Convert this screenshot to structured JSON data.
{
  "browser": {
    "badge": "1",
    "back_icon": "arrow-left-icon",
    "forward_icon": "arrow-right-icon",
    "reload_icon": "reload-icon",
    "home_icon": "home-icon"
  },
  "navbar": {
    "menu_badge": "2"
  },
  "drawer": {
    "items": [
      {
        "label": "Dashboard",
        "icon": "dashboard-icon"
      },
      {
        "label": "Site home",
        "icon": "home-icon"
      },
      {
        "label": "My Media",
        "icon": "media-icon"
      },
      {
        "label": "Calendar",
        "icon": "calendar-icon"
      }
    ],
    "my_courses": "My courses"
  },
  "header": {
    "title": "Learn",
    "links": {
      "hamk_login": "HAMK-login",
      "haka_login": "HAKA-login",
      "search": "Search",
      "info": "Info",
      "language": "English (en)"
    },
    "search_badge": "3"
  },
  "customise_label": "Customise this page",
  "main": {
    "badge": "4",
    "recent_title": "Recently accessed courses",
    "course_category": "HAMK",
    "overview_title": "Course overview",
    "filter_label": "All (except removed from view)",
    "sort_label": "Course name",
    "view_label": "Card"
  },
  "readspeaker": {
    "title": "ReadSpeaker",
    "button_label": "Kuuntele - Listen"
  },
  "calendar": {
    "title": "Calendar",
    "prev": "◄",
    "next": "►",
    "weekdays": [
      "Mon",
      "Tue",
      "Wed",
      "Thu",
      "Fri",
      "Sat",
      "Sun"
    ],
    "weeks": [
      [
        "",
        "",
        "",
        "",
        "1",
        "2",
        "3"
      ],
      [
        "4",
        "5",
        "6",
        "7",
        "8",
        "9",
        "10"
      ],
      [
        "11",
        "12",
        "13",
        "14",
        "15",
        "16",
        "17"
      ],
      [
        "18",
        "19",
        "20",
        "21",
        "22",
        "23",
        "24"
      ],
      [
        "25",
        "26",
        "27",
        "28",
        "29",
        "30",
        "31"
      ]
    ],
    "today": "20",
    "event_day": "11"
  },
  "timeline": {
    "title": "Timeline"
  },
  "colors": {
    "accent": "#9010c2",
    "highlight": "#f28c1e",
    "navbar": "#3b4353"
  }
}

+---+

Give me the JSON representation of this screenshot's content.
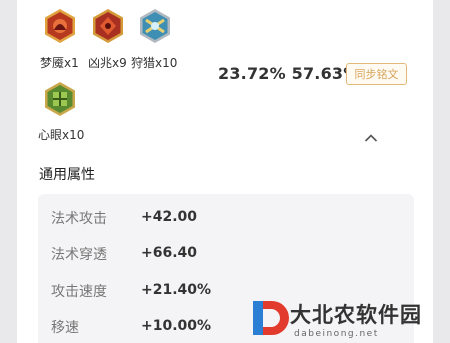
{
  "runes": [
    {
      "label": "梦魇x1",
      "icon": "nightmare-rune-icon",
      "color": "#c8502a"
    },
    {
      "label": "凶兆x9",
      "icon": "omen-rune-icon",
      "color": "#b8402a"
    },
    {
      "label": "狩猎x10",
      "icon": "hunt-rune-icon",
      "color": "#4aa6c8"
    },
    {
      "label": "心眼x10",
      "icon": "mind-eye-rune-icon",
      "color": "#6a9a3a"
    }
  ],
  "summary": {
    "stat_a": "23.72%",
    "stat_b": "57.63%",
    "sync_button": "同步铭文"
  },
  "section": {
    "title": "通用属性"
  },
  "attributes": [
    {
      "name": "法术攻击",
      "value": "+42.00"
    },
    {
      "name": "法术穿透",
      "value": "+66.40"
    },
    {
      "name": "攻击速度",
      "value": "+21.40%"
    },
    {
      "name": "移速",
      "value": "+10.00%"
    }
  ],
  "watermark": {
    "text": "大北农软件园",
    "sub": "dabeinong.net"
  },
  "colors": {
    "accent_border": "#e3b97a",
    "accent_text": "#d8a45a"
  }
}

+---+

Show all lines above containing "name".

    "sort_label": "Course name",
      "name": "法术攻击",
      "name": "法术穿透",
      "name": "攻击速度",
      "name": "移速",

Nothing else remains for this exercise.